((

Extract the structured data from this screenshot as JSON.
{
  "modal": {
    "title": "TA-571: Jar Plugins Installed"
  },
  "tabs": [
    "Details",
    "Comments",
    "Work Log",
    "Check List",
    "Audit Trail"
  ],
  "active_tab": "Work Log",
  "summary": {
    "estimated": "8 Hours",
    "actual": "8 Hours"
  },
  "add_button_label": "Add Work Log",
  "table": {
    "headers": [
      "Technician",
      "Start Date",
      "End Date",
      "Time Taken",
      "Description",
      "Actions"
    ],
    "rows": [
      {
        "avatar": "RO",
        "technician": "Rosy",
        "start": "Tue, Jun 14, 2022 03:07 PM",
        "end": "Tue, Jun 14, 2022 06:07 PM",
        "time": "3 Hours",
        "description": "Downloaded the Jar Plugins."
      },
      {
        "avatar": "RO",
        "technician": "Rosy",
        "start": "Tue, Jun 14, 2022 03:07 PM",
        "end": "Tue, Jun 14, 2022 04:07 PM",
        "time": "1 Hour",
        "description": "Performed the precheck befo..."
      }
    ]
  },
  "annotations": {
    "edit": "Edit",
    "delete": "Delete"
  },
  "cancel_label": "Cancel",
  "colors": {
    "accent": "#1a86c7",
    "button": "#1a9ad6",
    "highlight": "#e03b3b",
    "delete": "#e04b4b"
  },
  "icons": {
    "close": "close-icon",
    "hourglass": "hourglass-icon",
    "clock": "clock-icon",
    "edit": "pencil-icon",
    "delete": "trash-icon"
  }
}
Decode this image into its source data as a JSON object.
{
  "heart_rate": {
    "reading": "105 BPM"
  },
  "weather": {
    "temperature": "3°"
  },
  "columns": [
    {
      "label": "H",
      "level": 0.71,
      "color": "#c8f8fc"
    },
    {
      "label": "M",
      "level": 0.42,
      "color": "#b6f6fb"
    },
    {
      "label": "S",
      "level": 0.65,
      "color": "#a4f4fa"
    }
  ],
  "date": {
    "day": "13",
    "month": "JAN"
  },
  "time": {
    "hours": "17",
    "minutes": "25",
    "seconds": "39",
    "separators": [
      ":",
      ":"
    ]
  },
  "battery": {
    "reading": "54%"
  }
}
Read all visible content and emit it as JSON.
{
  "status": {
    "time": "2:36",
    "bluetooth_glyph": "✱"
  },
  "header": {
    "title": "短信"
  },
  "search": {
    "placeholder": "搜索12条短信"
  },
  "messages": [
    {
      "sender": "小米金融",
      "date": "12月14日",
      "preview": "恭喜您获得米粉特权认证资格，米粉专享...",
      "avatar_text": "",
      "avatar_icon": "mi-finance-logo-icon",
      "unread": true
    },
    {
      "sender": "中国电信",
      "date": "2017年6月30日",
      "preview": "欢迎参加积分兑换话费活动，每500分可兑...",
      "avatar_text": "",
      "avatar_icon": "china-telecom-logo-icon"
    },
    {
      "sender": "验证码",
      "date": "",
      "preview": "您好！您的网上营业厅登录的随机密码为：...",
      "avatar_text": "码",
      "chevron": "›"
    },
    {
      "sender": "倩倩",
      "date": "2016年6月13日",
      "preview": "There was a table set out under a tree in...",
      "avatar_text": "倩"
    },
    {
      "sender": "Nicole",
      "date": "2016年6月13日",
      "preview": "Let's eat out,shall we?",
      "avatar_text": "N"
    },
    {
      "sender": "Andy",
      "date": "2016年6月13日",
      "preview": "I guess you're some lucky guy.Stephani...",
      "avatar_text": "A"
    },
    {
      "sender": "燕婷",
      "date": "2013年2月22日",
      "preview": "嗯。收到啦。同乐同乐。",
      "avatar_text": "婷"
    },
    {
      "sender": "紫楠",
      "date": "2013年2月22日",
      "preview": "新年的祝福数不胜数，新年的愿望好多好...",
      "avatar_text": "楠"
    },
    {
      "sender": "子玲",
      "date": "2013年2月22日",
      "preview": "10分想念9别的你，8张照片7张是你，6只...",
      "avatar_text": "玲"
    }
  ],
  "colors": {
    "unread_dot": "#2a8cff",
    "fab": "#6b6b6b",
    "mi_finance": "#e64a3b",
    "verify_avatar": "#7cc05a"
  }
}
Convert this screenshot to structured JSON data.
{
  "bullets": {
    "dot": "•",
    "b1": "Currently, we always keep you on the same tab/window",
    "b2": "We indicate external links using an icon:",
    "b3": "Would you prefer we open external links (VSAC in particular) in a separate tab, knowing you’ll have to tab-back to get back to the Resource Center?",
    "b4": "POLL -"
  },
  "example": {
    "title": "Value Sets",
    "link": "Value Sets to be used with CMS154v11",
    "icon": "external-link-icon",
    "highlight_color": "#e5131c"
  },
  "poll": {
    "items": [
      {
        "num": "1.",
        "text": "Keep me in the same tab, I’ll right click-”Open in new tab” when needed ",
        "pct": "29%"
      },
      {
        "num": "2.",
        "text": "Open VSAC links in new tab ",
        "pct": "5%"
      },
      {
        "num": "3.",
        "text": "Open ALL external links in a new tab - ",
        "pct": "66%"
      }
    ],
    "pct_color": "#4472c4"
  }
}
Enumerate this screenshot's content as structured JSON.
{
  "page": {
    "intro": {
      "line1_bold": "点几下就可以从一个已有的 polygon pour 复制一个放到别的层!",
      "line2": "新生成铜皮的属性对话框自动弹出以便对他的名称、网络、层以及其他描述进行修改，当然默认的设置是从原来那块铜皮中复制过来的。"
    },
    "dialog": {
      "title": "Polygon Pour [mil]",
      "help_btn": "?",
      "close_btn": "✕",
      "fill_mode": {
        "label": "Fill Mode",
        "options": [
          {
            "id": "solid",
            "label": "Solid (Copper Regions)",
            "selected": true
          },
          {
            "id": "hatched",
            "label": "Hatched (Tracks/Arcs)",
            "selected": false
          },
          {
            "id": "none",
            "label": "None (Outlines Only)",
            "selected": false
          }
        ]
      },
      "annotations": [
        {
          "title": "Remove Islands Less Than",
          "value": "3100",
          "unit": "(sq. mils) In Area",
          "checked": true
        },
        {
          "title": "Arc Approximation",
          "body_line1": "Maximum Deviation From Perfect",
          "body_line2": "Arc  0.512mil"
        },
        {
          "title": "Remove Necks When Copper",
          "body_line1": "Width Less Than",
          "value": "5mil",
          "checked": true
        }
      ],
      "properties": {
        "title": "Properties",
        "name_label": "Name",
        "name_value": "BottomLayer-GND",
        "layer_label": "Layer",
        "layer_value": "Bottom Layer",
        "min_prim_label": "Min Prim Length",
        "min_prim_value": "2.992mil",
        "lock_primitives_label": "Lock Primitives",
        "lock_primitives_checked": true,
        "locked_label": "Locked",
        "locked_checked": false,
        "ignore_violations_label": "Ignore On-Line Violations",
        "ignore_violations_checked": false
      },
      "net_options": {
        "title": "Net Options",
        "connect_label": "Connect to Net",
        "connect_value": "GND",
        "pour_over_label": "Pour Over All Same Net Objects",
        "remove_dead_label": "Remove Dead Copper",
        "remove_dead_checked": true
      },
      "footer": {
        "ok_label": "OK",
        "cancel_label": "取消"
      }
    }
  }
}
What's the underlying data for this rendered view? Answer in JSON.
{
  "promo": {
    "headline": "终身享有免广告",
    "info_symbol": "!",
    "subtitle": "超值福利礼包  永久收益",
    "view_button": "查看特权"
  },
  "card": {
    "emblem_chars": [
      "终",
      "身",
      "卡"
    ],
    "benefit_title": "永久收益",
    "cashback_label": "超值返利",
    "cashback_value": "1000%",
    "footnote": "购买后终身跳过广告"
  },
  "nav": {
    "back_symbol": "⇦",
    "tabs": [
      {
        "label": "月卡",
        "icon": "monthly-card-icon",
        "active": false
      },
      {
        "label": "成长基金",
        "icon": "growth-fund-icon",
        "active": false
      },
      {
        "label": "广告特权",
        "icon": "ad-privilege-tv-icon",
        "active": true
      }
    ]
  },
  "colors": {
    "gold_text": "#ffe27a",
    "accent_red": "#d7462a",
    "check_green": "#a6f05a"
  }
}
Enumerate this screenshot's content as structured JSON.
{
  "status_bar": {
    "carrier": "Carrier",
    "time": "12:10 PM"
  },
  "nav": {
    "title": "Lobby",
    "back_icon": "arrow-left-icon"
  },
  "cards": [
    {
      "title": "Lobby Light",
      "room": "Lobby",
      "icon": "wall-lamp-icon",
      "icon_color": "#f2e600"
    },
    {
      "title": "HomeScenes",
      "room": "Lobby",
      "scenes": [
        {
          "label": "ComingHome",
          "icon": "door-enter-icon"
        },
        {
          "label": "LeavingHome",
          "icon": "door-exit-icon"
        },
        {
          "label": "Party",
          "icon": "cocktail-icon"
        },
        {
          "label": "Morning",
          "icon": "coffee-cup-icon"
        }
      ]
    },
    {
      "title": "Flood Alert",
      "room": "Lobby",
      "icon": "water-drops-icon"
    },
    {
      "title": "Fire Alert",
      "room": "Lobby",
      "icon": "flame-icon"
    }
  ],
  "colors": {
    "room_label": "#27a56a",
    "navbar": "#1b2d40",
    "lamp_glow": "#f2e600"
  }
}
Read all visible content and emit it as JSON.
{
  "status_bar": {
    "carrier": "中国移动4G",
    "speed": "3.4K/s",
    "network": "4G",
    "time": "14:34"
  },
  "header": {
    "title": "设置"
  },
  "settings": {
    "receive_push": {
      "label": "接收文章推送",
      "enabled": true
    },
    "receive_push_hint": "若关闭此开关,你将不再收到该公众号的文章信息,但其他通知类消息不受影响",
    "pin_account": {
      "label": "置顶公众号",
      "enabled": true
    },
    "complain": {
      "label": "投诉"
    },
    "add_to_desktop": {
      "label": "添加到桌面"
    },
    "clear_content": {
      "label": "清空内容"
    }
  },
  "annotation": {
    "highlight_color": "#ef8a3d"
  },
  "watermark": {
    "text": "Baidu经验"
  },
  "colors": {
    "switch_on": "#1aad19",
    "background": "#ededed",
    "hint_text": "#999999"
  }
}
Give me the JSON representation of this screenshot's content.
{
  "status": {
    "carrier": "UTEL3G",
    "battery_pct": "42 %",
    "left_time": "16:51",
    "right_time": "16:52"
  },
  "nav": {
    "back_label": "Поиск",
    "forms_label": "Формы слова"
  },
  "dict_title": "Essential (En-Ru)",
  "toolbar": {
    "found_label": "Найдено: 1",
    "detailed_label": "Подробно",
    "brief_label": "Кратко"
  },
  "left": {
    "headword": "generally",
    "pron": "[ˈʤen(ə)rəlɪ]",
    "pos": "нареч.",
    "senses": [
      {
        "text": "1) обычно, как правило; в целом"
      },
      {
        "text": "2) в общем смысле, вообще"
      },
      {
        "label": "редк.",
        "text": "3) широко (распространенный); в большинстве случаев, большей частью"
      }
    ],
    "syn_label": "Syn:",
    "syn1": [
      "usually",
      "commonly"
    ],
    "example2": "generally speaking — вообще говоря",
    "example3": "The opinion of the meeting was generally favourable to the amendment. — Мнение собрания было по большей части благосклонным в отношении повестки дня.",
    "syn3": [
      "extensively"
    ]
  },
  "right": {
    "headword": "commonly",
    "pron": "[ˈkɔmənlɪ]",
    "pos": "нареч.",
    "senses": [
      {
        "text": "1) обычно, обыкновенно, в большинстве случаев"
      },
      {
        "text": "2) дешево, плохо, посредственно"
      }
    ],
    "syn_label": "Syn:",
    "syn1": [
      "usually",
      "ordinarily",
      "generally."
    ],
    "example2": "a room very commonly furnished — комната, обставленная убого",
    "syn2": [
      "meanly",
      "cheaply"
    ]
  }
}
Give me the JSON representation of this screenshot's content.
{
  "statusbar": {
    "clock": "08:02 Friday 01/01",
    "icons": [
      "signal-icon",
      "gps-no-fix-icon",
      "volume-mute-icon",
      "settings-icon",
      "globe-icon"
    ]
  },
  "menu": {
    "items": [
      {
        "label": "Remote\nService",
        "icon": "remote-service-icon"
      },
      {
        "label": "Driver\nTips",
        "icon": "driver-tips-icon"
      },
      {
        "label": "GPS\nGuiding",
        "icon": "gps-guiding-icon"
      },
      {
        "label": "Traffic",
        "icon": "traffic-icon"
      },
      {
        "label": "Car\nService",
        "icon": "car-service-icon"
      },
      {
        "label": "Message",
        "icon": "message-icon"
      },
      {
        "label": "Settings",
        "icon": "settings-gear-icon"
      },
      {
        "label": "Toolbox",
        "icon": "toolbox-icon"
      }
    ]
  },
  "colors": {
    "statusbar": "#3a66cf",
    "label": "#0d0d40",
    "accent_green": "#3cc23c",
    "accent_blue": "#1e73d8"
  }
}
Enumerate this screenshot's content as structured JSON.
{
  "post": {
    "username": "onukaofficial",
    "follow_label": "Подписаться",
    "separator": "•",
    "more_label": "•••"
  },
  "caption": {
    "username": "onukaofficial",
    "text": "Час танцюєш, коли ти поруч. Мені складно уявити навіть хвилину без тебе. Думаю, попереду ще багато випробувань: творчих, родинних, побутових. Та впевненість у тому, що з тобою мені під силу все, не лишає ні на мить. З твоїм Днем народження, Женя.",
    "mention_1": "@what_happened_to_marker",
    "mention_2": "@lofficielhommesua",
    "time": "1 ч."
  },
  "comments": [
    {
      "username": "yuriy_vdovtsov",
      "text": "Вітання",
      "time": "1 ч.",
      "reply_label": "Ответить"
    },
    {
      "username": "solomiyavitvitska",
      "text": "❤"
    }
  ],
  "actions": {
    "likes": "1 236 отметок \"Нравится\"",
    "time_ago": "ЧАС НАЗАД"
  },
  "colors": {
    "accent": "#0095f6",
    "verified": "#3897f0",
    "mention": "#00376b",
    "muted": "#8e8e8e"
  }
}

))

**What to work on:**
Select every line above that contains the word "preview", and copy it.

**Task answer:**
      "preview": "恭喜您获得米粉特权认证资格，米粉专享...",
      "preview": "欢迎参加积分兑换话费活动，每500分可兑...",
      "preview": "您好！您的网上营业厅登录的随机密码为：...",
      "preview": "There was a table set out under a tree in...",
      "preview": "Let's eat out,shall we?",
      "preview": "I guess you're some lucky guy.Stephani...",
      "preview": "嗯。收到啦。同乐同乐。",
      "preview": "新年的祝福数不胜数，新年的愿望好多好...",
      "preview": "10分想念9别的你，8张照片7张是你，6只...",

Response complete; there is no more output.